Industry’s demand for credit, which has broken out of a multi-year range, can get a fresh impetus from the consumption revival. So far, industrial credit demand is being driven by targeted lending over the course of the pandemic to industries with a higher concentration of small enterprises that have a wider employment footprint.
Some heavy industry segments are also embarking on a new debt-enhancement cycle in step with a government-led capital expenditure push, a move towards self-dependence in strategic areas, and India’s effort to offer a ‘China plus-one’ manufacturing opportunity.
With equity interest increasing in India’s consumption prospects, debt exposure to this segment is likely to rise with improvements in capacity utilisation. Indian companies are well placed to ride out the interest rate upcycle, according to an S&P stress test. The interest rate trajectory is shallow and is starting out from a low base. System-wide liquidity is not a concern, lowering refinancing risks.

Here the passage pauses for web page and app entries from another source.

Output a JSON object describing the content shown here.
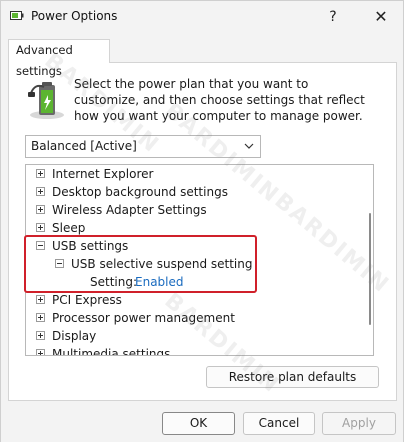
{
  "window": {
    "title": "Power Options",
    "help_glyph": "?",
    "close_glyph": "✕"
  },
  "tab": {
    "label": "Advanced settings"
  },
  "description": "Select the power plan that you want to customize, and then choose settings that reflect how you want your computer to manage power.",
  "plan_select": {
    "value": "Balanced [Active]"
  },
  "tree": {
    "items": [
      {
        "label": "Internet Explorer",
        "expanded": false,
        "level": 0
      },
      {
        "label": "Desktop background settings",
        "expanded": false,
        "level": 0
      },
      {
        "label": "Wireless Adapter Settings",
        "expanded": false,
        "level": 0
      },
      {
        "label": "Sleep",
        "expanded": false,
        "level": 0
      },
      {
        "label": "USB settings",
        "expanded": true,
        "level": 0
      },
      {
        "label": "USB selective suspend setting",
        "expanded": true,
        "level": 1
      },
      {
        "setting_label": "Setting:",
        "setting_value": "Enabled",
        "level": 2
      },
      {
        "label": "PCI Express",
        "expanded": false,
        "level": 0
      },
      {
        "label": "Processor power management",
        "expanded": false,
        "level": 0
      },
      {
        "label": "Display",
        "expanded": false,
        "level": 0
      },
      {
        "label": "Multimedia settings",
        "expanded": false,
        "level": 0
      }
    ]
  },
  "buttons": {
    "restore": "Restore plan defaults",
    "ok": "OK",
    "cancel": "Cancel",
    "apply": "Apply"
  },
  "watermark_text": "BARDIMIN",
  "colors": {
    "highlight": "#d0202a",
    "link": "#1a6bbf",
    "battery": "#5cb531"
  }
}
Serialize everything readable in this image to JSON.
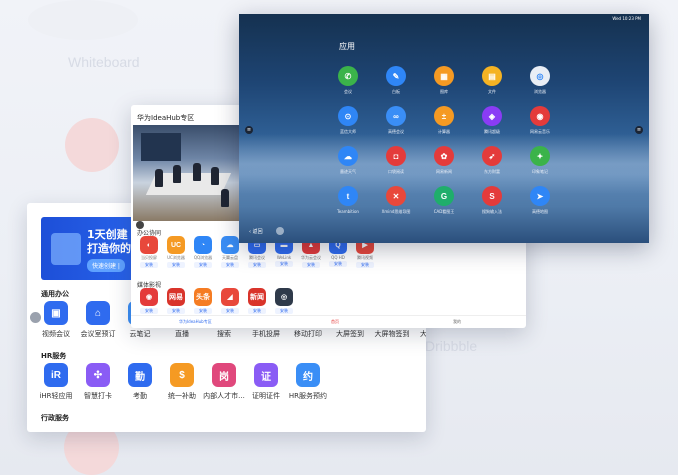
{
  "background": {
    "ghost_text_1": "Whiteboard",
    "ghost_text_2": "Dribbble"
  },
  "office": {
    "banner_line1": "1天创建",
    "banner_line2": "打造你的We",
    "banner_pill": "快速创建 |",
    "section1": "通用办公",
    "general_apps": [
      {
        "label": "视频会议",
        "color": "#2f6bef",
        "glyph": "▣",
        "icon": "video-icon"
      },
      {
        "label": "会议室预订",
        "color": "#2f6bef",
        "glyph": "⌂",
        "icon": "room-icon"
      },
      {
        "label": "云笔记",
        "color": "#3a8ef6",
        "glyph": "✎",
        "icon": "note-icon"
      },
      {
        "label": "直播",
        "color": "#e6602f",
        "glyph": "▶",
        "icon": "live-icon"
      },
      {
        "label": "搜索",
        "color": "#4c6ef5",
        "glyph": "⌕",
        "icon": "search-icon"
      },
      {
        "label": "手机投屏",
        "color": "#2f6bef",
        "glyph": "▭",
        "icon": "cast-icon"
      },
      {
        "label": "移动打印",
        "color": "#3a8ef6",
        "glyph": "⎙",
        "icon": "print-icon"
      },
      {
        "label": "大屏签到",
        "color": "#e43b3b",
        "glyph": "✓",
        "icon": "checkin-icon"
      },
      {
        "label": "大屏物签到",
        "color": "#e43b3b",
        "glyph": "✓",
        "icon": "checkin2-icon"
      },
      {
        "label": "大屏会讯",
        "color": "#2f6bef",
        "glyph": "◉",
        "icon": "news-icon"
      }
    ],
    "section2": "HR服务",
    "hr_apps": [
      {
        "label": "iHR轻应用",
        "color": "#2f6bef",
        "glyph": "iR",
        "icon": "ihr-icon"
      },
      {
        "label": "智慧打卡",
        "color": "#8a5cf5",
        "glyph": "✣",
        "icon": "punch-icon"
      },
      {
        "label": "考勤",
        "color": "#2f6bef",
        "glyph": "勤",
        "icon": "attendance-icon"
      },
      {
        "label": "统一补助",
        "color": "#f59a23",
        "glyph": "$",
        "icon": "subsidy-icon"
      },
      {
        "label": "内部人才市...",
        "color": "#e0487c",
        "glyph": "岗",
        "icon": "talent-icon"
      },
      {
        "label": "证明证件",
        "color": "#8a5cf5",
        "glyph": "证",
        "icon": "certificate-icon"
      },
      {
        "label": "HR服务预约",
        "color": "#3a8ef6",
        "glyph": "约",
        "icon": "booking-icon"
      }
    ],
    "section3": "行政服务"
  },
  "hub": {
    "title": "华为IdeaHub专区",
    "cat1": "办公协同",
    "office_apps": [
      {
        "name": "当贝投屏",
        "color": "#e8483b",
        "glyph": "◐",
        "icon": "screencast-icon"
      },
      {
        "name": "UC浏览器",
        "color": "#f59a23",
        "glyph": "UC",
        "icon": "uc-browser-icon"
      },
      {
        "name": "QQ浏览器",
        "color": "#2f86f6",
        "glyph": "◔",
        "icon": "qq-browser-icon"
      },
      {
        "name": "天翼云盘",
        "color": "#3a8ef6",
        "glyph": "☁",
        "icon": "cloud-disk-icon"
      },
      {
        "name": "腾讯会议",
        "color": "#2f6bef",
        "glyph": "▭",
        "icon": "meeting-icon"
      },
      {
        "name": "WeLink",
        "color": "#2f6bef",
        "glyph": "▬",
        "icon": "welink-icon"
      },
      {
        "name": "华为云会议",
        "color": "#e43b3b",
        "glyph": "▲",
        "icon": "cloud-meeting-icon"
      },
      {
        "name": "QQ HD",
        "color": "#2f6bef",
        "glyph": "Q",
        "icon": "qq-icon"
      },
      {
        "name": "腾讯视频",
        "color": "#e8483b",
        "glyph": "▶",
        "icon": "tencent-video-icon"
      }
    ],
    "install_label": "安装",
    "cat2": "媒体影视",
    "media_apps": [
      {
        "name": "",
        "color": "#e43b3b",
        "glyph": "◉",
        "icon": "netease-music-icon"
      },
      {
        "name": "",
        "color": "#d9342b",
        "glyph": "网易",
        "icon": "netease-news-icon"
      },
      {
        "name": "",
        "color": "#f57c23",
        "glyph": "头条",
        "icon": "toutiao-icon"
      },
      {
        "name": "",
        "color": "#e8483b",
        "glyph": "◢",
        "icon": "fox-video-icon"
      },
      {
        "name": "",
        "color": "#d9342b",
        "glyph": "新闻",
        "icon": "news-app-icon"
      },
      {
        "name": "",
        "color": "#2f3a4a",
        "glyph": "◎",
        "icon": "media-icon"
      }
    ],
    "tab_zone": "华为IdeaHub专区",
    "tab_home": "首页",
    "tab_mine": "我的"
  },
  "launcher": {
    "status_text": "Wed 10:23 PM",
    "title": "应用",
    "back_label": "返回",
    "apps": [
      {
        "name": "会议",
        "color": "#3bb34a",
        "glyph": "✆",
        "icon": "phone-icon"
      },
      {
        "name": "白板",
        "color": "#2f86f6",
        "glyph": "✎",
        "icon": "whiteboard-icon"
      },
      {
        "name": "图库",
        "color": "#f59a23",
        "glyph": "▦",
        "icon": "gallery-icon"
      },
      {
        "name": "文件",
        "color": "#f5b323",
        "glyph": "▤",
        "icon": "folder-icon"
      },
      {
        "name": "浏览器",
        "color": "#e9eef5",
        "glyph": "◎",
        "icon": "browser-icon"
      },
      {
        "name": "蓝信大师",
        "color": "#2f86f6",
        "glyph": "⊙",
        "icon": "bluexin-icon"
      },
      {
        "name": "高德会议",
        "color": "#3a8ef6",
        "glyph": "∞",
        "icon": "gaode-meeting-icon"
      },
      {
        "name": "计算器",
        "color": "#f59a23",
        "glyph": "±",
        "icon": "calculator-icon"
      },
      {
        "name": "腾讯超级",
        "color": "#8a3cf5",
        "glyph": "◈",
        "icon": "tencent-super-icon"
      },
      {
        "name": "网易云音乐",
        "color": "#e43b3b",
        "glyph": "◉",
        "icon": "cloud-music-icon"
      },
      {
        "name": "墨迹天气",
        "color": "#2f86f6",
        "glyph": "☁",
        "icon": "weather-icon"
      },
      {
        "name": "口袋阅读",
        "color": "#e43b3b",
        "glyph": "◘",
        "icon": "pocket-icon"
      },
      {
        "name": "网易新闻",
        "color": "#e43b3b",
        "glyph": "✿",
        "icon": "netease-icon"
      },
      {
        "name": "东方财富",
        "color": "#e43b3b",
        "glyph": "➶",
        "icon": "finance-icon"
      },
      {
        "name": "印象笔记",
        "color": "#3bb34a",
        "glyph": "✦",
        "icon": "evernote-icon"
      },
      {
        "name": "Teambition",
        "color": "#2f86f6",
        "glyph": "t",
        "icon": "teambition-icon"
      },
      {
        "name": "Xmind思维导图",
        "color": "#e8483b",
        "glyph": "✕",
        "icon": "xmind-icon"
      },
      {
        "name": "CAD看图王",
        "color": "#1fae6b",
        "glyph": "G",
        "icon": "cad-icon"
      },
      {
        "name": "搜狗输入法",
        "color": "#e43b3b",
        "glyph": "S",
        "icon": "sogou-icon"
      },
      {
        "name": "高德地图",
        "color": "#2f86f6",
        "glyph": "➤",
        "icon": "map-icon"
      }
    ]
  }
}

Top drawer companies have built buffers by locking into low rates during the pandemic to fund the subsequent capex cycle. Finally, banks have built lending capacity by improving capital cushions and reducing stressed assets. India’s demand revival is one of the few bright spots in a grim global economic landscape. Capital could gravitate towards it.